First thing to do is to familiarize yourself with the box. It’s going to be a three-piece box (traditionally made of cypress or cedar) comprised of a rectangular shaped piece with vertical slits on the side, and two flat pieces with wooden feet. Now that you know all three parts of the mold, it’s time to give them a good soak in 1:4 ration of rice vinegar and water (in favor of the water). Take note, to make sure that it’s completely sanitized, it should be submerged overnight. Before each use, soak your box mold 20 to 30 minutes in water to avoid having the rice stick to to the wood.

Take your sanitized mold and take the flat piece with the feet extending beyond the edges of the plank, and place it flat side up on your workspace.

Place the rectangle piece on top of the flat piece. If you don’t want the trouble of scrubbing some stray pieces off the mold, you can place a plastic wrap on the hollow and top parts of the mold.

Take your prepared sushi rice and fill the box 2/3 of the way. (Here’s a step-by-step guide for The Perfect Sushi Rice)

With the flat side down, press the other wood piece to compress the rice.

Take your toppings, whatever you want them to be, and place them one layer at a time.
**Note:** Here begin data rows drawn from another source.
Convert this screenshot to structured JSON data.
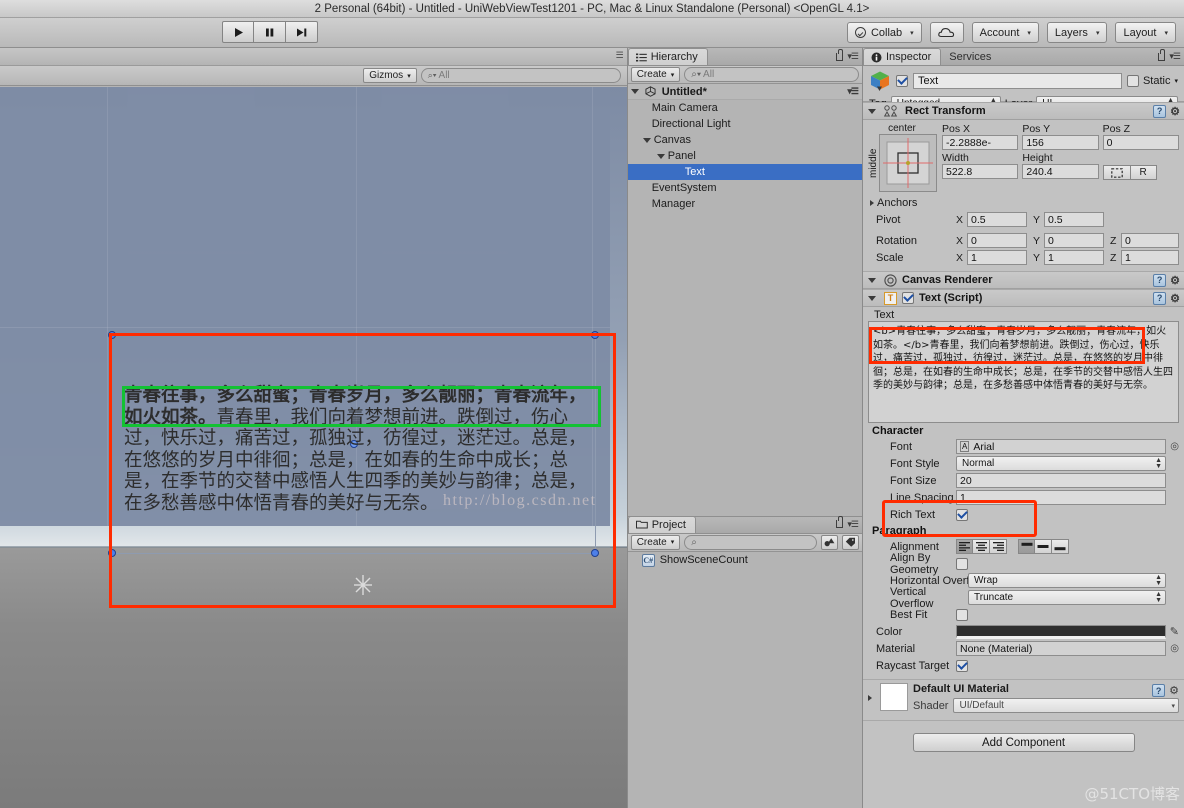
{
  "window": {
    "title": "2 Personal (64bit) - Untitled - UniWebViewTest1201 - PC, Mac & Linux Standalone (Personal) <OpenGL 4.1>"
  },
  "toolbar": {
    "play": "▶",
    "pause": "❙❙",
    "step": "▶❙",
    "collab": "Collab",
    "cloud_icon": "cloud-icon",
    "account": "Account",
    "layers": "Layers",
    "layout": "Layout",
    "caret": "▾"
  },
  "scene": {
    "gizmos": "Gizmos",
    "search_placeholder": "All",
    "search_prefix": "Q",
    "watermark": "http://blog.csdn.net",
    "text_bold": "青春往事，多么甜蜜；青春岁月，多么靓丽；青春流年，如火如茶。",
    "text_rest": "青春里，我们向着梦想前进。跌倒过，伤心过，快乐过，痛苦过，孤独过，彷徨过，迷茫过。总是，在悠悠的岁月中徘徊；总是，在如春的生命中成长；总是，在季节的交替中感悟人生四季的美妙与韵律；总是，在多愁善感中体悟青春的美好与无奈。"
  },
  "hierarchy": {
    "tab": "Hierarchy",
    "create": "Create",
    "search_placeholder": "All",
    "scene_name": "Untitled*",
    "items": [
      {
        "label": "Main Camera",
        "depth": 1,
        "expandable": false,
        "selected": false
      },
      {
        "label": "Directional Light",
        "depth": 1,
        "expandable": false,
        "selected": false
      },
      {
        "label": "Canvas",
        "depth": 1,
        "expandable": true,
        "selected": false
      },
      {
        "label": "Panel",
        "depth": 2,
        "expandable": true,
        "selected": false
      },
      {
        "label": "Text",
        "depth": 3,
        "expandable": false,
        "selected": true
      },
      {
        "label": "EventSystem",
        "depth": 1,
        "expandable": false,
        "selected": false
      },
      {
        "label": "Manager",
        "depth": 1,
        "expandable": false,
        "selected": false
      }
    ]
  },
  "project": {
    "tab": "Project",
    "create": "Create",
    "search_placeholder": "",
    "items": [
      {
        "label": "ShowSceneCount",
        "icon": "csharp-script-icon"
      }
    ]
  },
  "inspector": {
    "tab": "Inspector",
    "services_tab": "Services",
    "object_name": "Text",
    "object_enabled": true,
    "static_label": "Static",
    "tag_label": "Tag",
    "tag_value": "Untagged",
    "layer_label": "Layer",
    "layer_value": "UI",
    "rect_transform": {
      "title": "Rect Transform",
      "anchor_preset_top": "center",
      "anchor_preset_left": "middle",
      "headers": [
        "Pos X",
        "Pos Y",
        "Pos Z"
      ],
      "values": [
        "-2.2888e-",
        "156",
        "0"
      ],
      "size_headers": [
        "Width",
        "Height"
      ],
      "size_values": [
        "522.8",
        "240.4"
      ],
      "blueprint_label": "R",
      "anchors_label": "Anchors",
      "pivot_label": "Pivot",
      "pivot_x": "0.5",
      "pivot_y": "0.5",
      "rotation_label": "Rotation",
      "rotation": [
        "0",
        "0",
        "0"
      ],
      "scale_label": "Scale",
      "scale": [
        "1",
        "1",
        "1"
      ]
    },
    "canvas_renderer": {
      "title": "Canvas Renderer"
    },
    "text_script": {
      "title": "Text (Script)",
      "enabled": true,
      "text_label": "Text",
      "text_value": "<b>青春往事，多么甜蜜；青春岁月，多么靓丽；青春流年，如火如茶。</b>青春里，我们向着梦想前进。跌倒过，伤心过，快乐过，痛苦过，孤独过，彷徨过，迷茫过。总是，在悠悠的岁月中徘徊；总是，在如春的生命中成长；总是，在季节的交替中感悟人生四季的美妙与韵律；总是，在多愁善感中体悟青春的美好与无奈。",
      "character_label": "Character",
      "font_label": "Font",
      "font_value": "Arial",
      "font_style_label": "Font Style",
      "font_style_value": "Normal",
      "font_size_label": "Font Size",
      "font_size_value": "20",
      "line_spacing_label": "Line Spacing",
      "line_spacing_value": "1",
      "rich_text_label": "Rich Text",
      "rich_text_checked": true,
      "paragraph_label": "Paragraph",
      "alignment_label": "Alignment",
      "align_by_geometry_label": "Align By Geometry",
      "align_by_geometry_checked": false,
      "horizontal_overflow_label": "Horizontal Overflow",
      "horizontal_overflow_value": "Wrap",
      "vertical_overflow_label": "Vertical Overflow",
      "vertical_overflow_value": "Truncate",
      "best_fit_label": "Best Fit",
      "best_fit_checked": false,
      "color_label": "Color",
      "color_value": "#2e2e2e",
      "material_label": "Material",
      "material_value": "None (Material)",
      "raycast_target_label": "Raycast Target",
      "raycast_target_checked": true
    },
    "material_block": {
      "title": "Default UI Material",
      "shader_label": "Shader",
      "shader_value": "UI/Default"
    },
    "add_component": "Add Component"
  },
  "watermark_bottom_right": "@51CTO博客"
}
You can be as creative as you want, and make as intricate or as simple a design as you want. When you’re satisfied with the amount and design of your toppings, compress your sushi with the flat wood piece. Now, this may require a little arm strength. So if you’re about as strong as me (and I’m not particularly strong) it’d probably be a good idea to have a friend help you out.

After compressing your sushi, take a sharp knife and cut through the slits on the box to create even pieces. Yes, you can cut through the plastic wrap if you used some. No worries.

If you did use a plastic wrap, you can lift each individual piece with it. If not, gently take off the rectangular piece.



Some people prefer placing the fillings at the bottom, fill the rest of the space with rice, and then press the oshizushi. If this will make things easier for you, then by all means, go for it! When you’re cooking at home, there is no wrong and right way, as long as you cook with a little love.